The great thing about message boards is that they can help you identify the right language to reach your target market, due to the fact that people on a particular forum will be talking about like-minded things. This article also describes how companies with lower budgets or those looking for channels to drive the main advertising push can use forums extremely effectively. She says that of the 20-odd message boards that they advertised on, only 1 failed to generate any sales for them.
magazine this month offers visitors the chance to read articles from the March edition, which ran a special feature on Google, called Googlemania!
The feature contains the following:
• Surviving IPO Fever
• It's an Ad, Ad, Ad, Ad World
• How to Speak Google
• Google's Open Source Idea Lab
• I'm Feeling Lucky
• How to Kill Google
• 4 Scenarios for the Future
• Redesigning the Interface
• The (Evil) Genius of Comment Spammers
• Google vs. Gates
Google's new Gmail

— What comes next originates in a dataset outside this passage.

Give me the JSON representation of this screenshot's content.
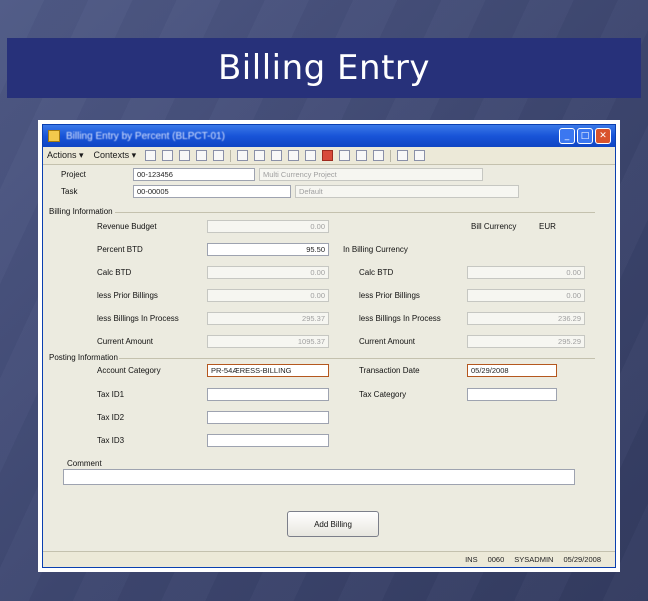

e-mail system looks like it has started to raise a few eyebrows and speculation about what the future may hold. The new system is currently being beta tested, though this is what the service is likely to offer:
Gmail is a free, search-based webmail service that includes 1,000 megabytes (1 gigabyte) of storage. The backbone of Gmail is a powerful Google search engine that quickly recalls any message an account owner has ever sent or received. That means there's no need to file messages in order to find them again.
Pamela Parker in her article Google Gets E-Mail in Clickz believes that Microsoft could soon have something else to worry about, apart from search engine rankings. She says:
The move pits Google even more strongly against Yahoo! and Microsoft, both of which offer extremely popular free e-mail services. It also more firmly establishes Google as a portal, rather than simply a search destination.
One issue that Pamela says creates privacy problems for the new service, is the ability to generate AdWords, like the main search engine, which are relevant to each message. In short, Google's technology will be able to read the content of a message and provide an ad based on this.
For another take on Gmail, have a look at Google's big opportunity on Seth Godin's blog. It raises some interesting thoughts, too.